| Fri Feb. 15, 2008 4:18 PM EST

NIU.jpgUnfortunately, yesterday's shooting at Northern Illinois University seemed quite familiar. Young man in dressed in black walks into a school, shoots and kills five students, injures dozens more, and then shoots himself. He was mentally ill, unpredictable, acting strange in the weeks before the event. The public safety director of Northern Illinois University's response: "Unfortunately, these things happen."

LOST: Finally, This Season Gets Going!

| Fri Feb. 15, 2008 2:30 PM EST

lostep3.jpgLOST has lost many viewers because they find the series frustrating. It poses myriad questions, has a complex mythology, and lots of confusing flashbacks: All of this moves the plot at a glacial pace. That changed last night, with the third episode of the new season.

Finally, someone's made it off that darn island! And not just in a flash-forward, in real-time. But in typical LOST fashion, the latest plot twist raises as many questions as it answers. Why's Sayid gone all Jason Bourne as a spy for Ben? What's the meaning of Naomi's bracelet? Why does Ben have all those passports in his closet? Why does Charlotte look so much like Nicole Kidman in Dead Calm? Okay, just kidding on that last one, but seriously, about ten new plot lines will now have to be explored.

Women in War Zones: Female Correspondents Face a Second Line of Fire

| Fri Feb. 15, 2008 2:10 PM EST

As MoJo's own Elizabeth Gettelman pointed out, journalists are dying by the score in our war on terror. Horrendous, no question. If I were a young journalist today, I doubt I'd have the nerve to go after that story. No, I don't doubt it - I know I wouldn't.

Given the dangers there, it is the brave Iraqi journalists, translators, etc who are suffering, disappearing and dying disproportionately which adds another, special layer to the tragedy. Still, it's one thing to be kidnapped or killed by inexcuseable terrorists. What of female journalists being raped, harassed and exploited while working as foreign correspondents? It's ok if they both matter, isn't it, though death and imprisonment are surely worse?

Hearing Regrets

| Fri Feb. 15, 2008 1:00 PM EST

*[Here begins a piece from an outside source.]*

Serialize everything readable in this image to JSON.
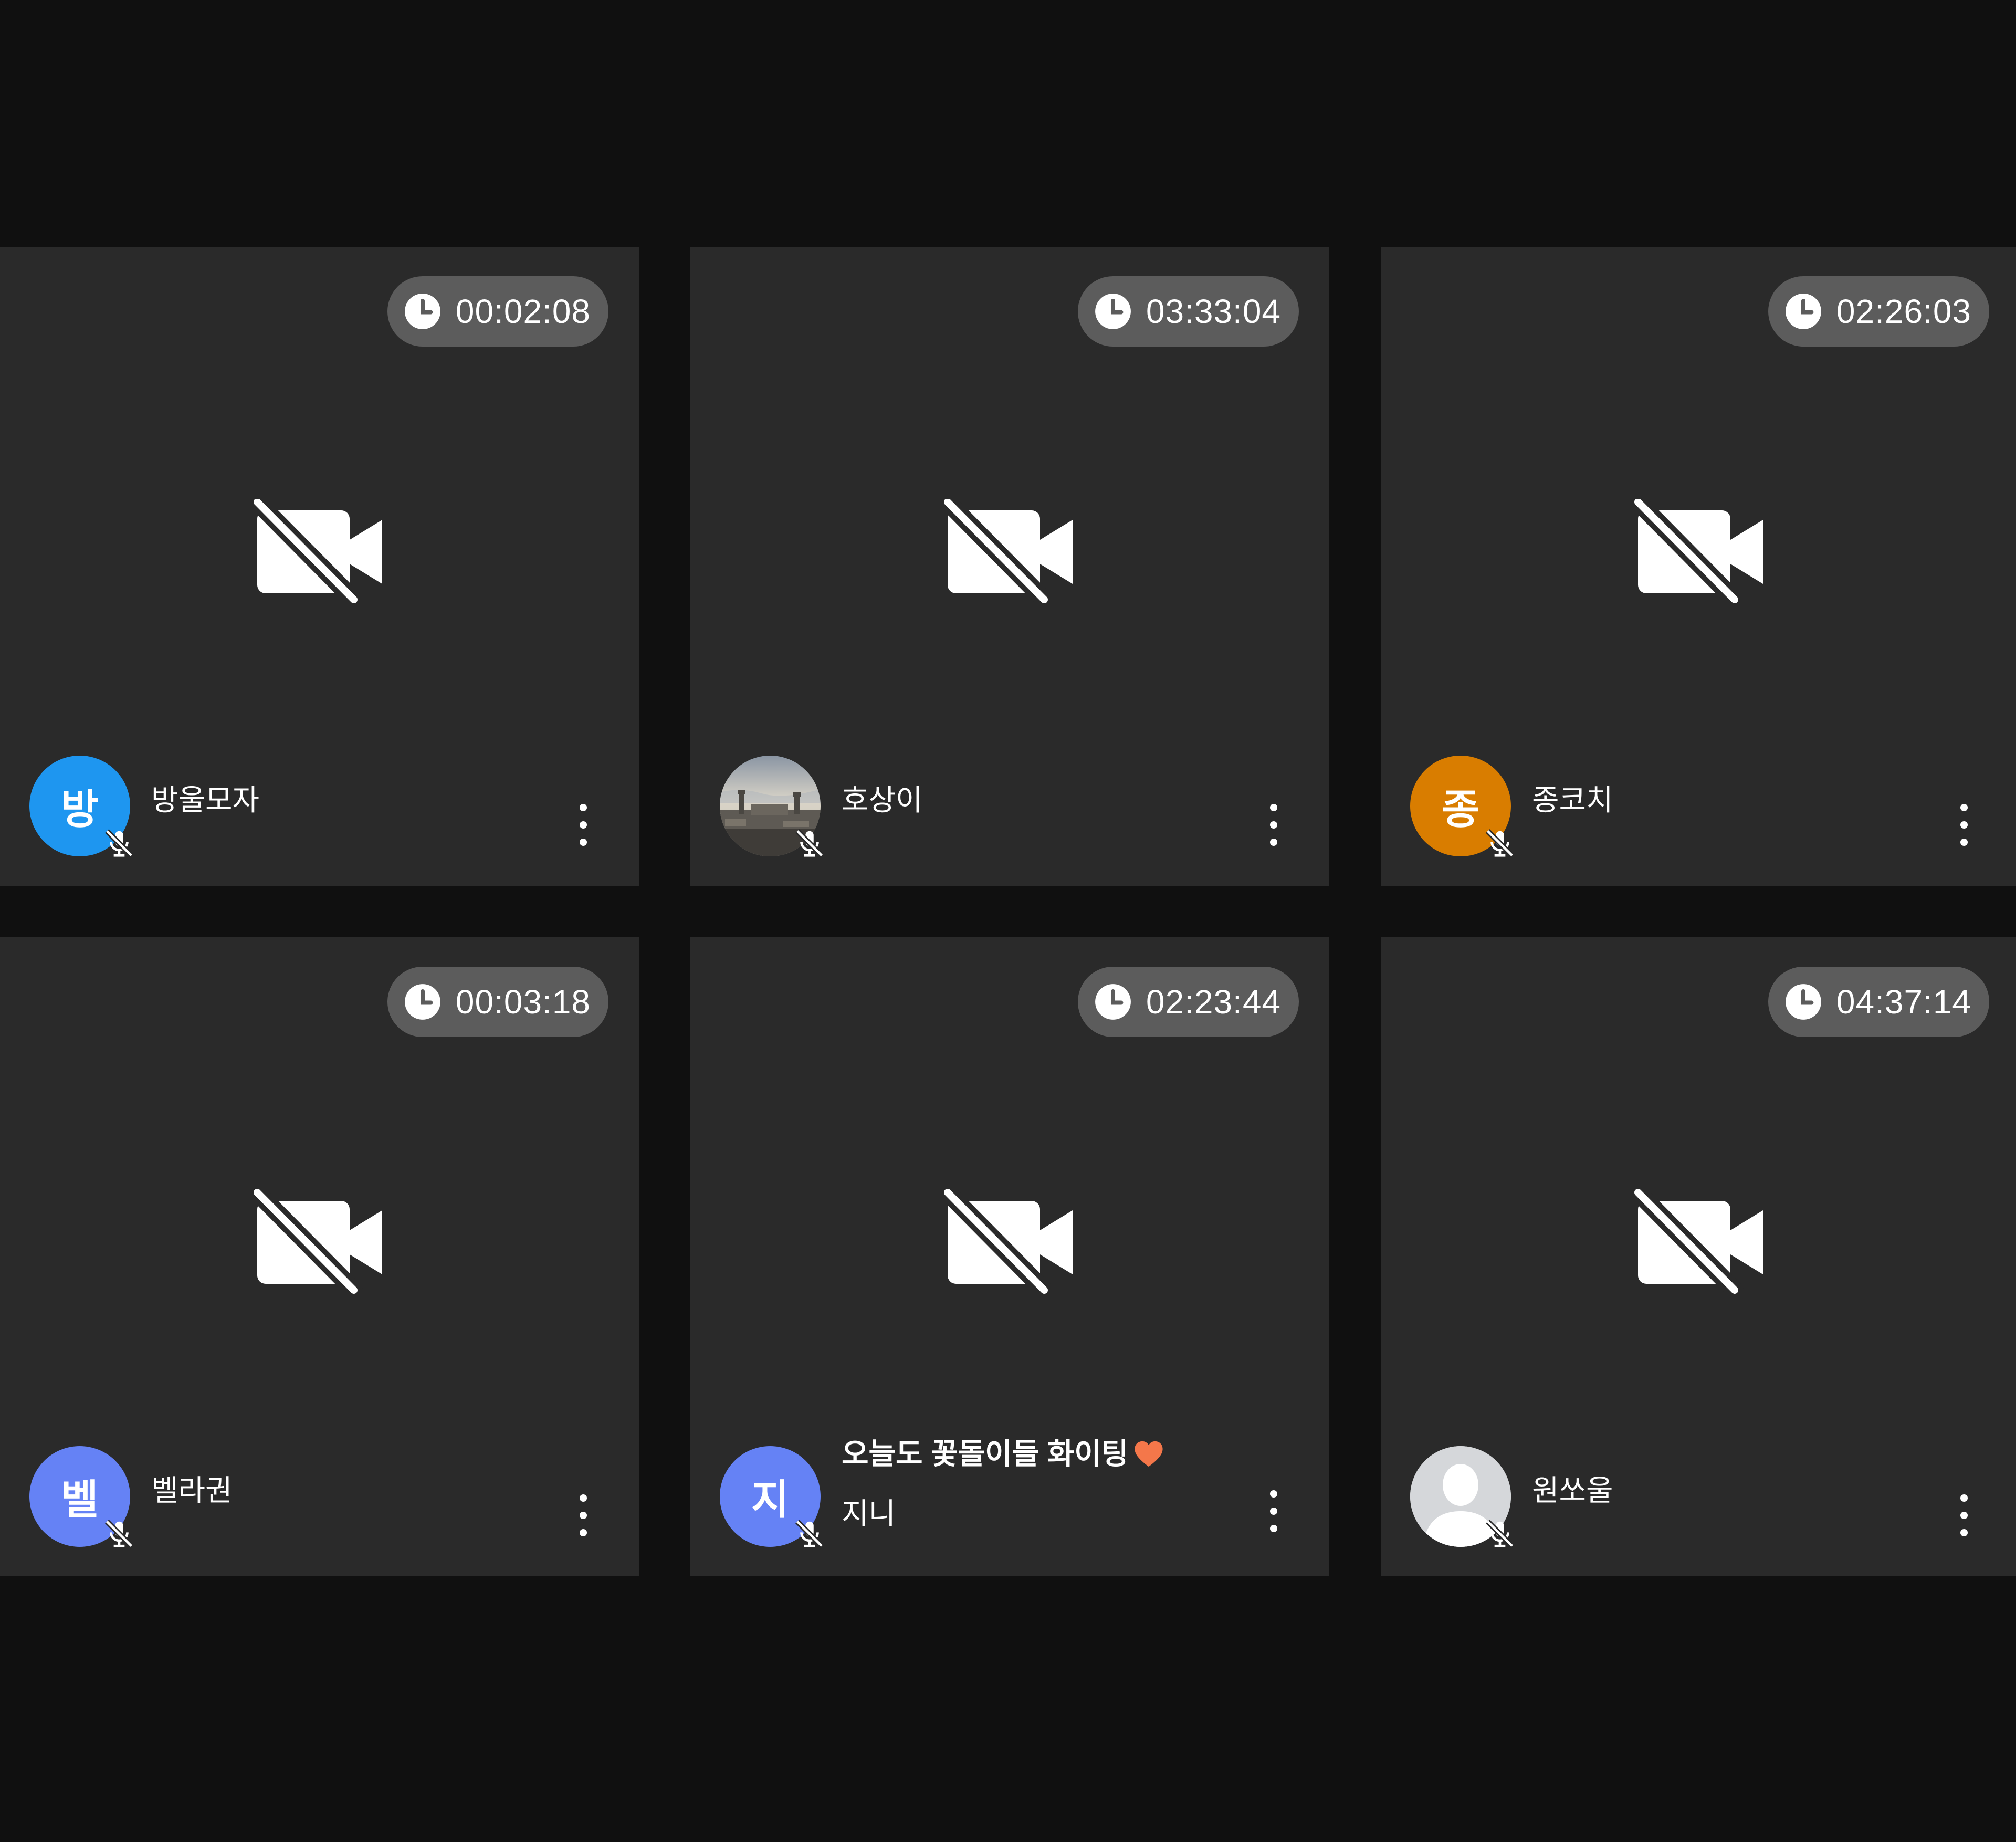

So even Rep. Henry Waxman thinks the steroids-in-baseball hearing this week was a three-ring circus he wishes he'd never convened. But come on, what did he expect? Roger Clemens gave a preview of his performance on national television a few weeks ago. The fact that he was under oath this week probably wasn't going to change his tune much. Besides, Waxman should recall that one of the side-effects of performance-enhancing drugs is extreme mood swings and occasional violent outbursts. And of course, extreme denial (see Floyd Landis and Marion Jones et. al.)